(Records from a collection)
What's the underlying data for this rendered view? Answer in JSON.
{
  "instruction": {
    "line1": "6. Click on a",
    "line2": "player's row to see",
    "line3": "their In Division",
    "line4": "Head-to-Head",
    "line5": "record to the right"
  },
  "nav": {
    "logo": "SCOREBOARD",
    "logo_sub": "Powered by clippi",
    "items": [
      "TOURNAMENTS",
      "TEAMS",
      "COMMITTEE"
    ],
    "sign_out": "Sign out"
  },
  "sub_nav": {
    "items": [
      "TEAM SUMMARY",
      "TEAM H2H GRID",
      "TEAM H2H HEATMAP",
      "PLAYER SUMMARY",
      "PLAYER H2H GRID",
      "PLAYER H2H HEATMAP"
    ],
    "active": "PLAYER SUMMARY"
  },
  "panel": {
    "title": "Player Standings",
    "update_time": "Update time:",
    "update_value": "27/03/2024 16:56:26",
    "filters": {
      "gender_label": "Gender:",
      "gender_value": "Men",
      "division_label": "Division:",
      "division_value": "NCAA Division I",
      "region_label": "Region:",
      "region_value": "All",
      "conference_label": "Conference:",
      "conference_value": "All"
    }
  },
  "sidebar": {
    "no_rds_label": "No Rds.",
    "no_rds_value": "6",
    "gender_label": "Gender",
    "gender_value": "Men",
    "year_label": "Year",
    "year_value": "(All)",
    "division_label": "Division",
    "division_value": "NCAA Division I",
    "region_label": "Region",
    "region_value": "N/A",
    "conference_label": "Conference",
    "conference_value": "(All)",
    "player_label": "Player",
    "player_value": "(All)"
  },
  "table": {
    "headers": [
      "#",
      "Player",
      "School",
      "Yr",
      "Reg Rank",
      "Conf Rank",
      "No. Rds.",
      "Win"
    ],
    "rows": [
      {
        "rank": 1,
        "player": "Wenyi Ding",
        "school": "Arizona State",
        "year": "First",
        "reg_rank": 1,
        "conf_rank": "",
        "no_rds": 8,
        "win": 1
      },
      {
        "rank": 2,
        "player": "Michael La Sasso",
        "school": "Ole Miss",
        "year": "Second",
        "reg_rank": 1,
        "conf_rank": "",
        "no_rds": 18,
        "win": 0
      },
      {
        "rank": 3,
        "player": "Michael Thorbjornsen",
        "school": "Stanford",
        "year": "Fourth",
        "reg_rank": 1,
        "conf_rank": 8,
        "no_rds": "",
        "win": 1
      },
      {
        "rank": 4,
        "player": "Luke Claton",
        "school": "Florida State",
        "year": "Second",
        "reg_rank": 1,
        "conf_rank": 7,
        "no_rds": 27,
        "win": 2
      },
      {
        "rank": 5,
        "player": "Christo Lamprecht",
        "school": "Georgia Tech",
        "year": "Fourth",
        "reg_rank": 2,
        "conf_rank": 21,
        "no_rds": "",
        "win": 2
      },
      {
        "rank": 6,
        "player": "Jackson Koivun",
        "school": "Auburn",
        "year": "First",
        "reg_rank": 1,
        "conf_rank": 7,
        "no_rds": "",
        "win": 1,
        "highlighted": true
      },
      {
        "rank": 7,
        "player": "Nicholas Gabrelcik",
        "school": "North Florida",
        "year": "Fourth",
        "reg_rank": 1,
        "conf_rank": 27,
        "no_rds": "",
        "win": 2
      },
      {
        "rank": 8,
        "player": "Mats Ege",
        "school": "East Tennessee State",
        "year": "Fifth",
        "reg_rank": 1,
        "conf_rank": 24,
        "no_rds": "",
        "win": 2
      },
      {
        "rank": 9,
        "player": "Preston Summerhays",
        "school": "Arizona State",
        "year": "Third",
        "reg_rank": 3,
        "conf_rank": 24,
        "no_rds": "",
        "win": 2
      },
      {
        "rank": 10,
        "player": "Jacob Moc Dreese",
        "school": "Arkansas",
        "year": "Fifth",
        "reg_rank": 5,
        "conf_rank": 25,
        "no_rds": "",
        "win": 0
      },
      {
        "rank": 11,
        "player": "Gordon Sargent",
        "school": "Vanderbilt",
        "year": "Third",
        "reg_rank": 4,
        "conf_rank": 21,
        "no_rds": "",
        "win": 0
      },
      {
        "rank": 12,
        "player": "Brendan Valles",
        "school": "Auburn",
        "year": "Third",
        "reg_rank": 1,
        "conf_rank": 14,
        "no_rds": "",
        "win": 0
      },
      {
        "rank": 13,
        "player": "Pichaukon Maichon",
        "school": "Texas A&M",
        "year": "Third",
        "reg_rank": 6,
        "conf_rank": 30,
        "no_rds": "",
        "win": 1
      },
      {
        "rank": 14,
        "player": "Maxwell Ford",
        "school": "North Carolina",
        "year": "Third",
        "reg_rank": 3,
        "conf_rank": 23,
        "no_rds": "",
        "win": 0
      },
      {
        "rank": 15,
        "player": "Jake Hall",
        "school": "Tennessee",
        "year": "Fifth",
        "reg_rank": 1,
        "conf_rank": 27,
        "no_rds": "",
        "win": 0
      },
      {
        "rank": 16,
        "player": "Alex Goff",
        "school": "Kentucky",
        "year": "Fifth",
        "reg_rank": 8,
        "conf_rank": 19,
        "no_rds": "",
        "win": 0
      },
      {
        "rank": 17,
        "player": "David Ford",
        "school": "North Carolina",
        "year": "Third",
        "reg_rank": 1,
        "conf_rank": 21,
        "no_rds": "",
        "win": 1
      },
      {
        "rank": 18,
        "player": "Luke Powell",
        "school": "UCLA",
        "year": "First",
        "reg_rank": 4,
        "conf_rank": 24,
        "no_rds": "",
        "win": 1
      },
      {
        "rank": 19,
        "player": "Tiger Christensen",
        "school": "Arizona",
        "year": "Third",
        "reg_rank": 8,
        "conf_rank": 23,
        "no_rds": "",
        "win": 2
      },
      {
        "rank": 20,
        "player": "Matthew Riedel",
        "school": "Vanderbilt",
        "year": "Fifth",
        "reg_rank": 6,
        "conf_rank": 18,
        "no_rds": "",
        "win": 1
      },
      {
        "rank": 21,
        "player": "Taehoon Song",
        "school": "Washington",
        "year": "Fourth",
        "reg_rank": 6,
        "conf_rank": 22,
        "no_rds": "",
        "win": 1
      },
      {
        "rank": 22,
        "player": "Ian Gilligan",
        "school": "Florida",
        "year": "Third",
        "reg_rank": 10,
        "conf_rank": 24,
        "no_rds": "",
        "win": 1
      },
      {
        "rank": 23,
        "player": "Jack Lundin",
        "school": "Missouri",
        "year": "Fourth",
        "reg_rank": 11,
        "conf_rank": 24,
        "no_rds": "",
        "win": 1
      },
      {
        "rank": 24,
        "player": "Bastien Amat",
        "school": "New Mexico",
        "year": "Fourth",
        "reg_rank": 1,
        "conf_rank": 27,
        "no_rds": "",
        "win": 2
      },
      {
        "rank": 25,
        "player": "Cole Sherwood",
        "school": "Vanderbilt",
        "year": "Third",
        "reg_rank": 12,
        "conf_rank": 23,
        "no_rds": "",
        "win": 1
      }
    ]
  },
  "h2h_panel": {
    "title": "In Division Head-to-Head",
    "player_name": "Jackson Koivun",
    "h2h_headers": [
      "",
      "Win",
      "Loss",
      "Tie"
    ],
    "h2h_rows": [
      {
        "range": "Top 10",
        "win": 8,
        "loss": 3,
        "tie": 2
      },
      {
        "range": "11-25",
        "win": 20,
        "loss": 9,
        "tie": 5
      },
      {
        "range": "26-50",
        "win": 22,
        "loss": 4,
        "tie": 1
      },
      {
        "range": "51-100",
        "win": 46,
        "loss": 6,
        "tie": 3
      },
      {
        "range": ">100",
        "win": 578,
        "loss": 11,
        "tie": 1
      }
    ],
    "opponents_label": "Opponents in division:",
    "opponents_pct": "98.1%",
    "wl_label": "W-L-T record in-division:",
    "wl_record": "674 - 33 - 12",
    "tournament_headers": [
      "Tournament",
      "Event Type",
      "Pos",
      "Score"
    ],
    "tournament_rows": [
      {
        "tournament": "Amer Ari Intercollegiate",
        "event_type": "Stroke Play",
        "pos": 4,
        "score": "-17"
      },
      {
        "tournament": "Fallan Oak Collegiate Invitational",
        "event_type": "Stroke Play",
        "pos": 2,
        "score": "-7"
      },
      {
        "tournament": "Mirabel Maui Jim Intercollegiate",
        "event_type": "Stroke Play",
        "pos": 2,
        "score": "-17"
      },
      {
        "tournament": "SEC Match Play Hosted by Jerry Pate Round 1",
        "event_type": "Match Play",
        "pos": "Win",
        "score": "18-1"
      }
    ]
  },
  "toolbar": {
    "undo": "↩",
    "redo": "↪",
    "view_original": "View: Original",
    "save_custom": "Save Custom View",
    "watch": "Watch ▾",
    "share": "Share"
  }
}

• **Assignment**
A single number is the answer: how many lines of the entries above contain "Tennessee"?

• **Result of this task**
2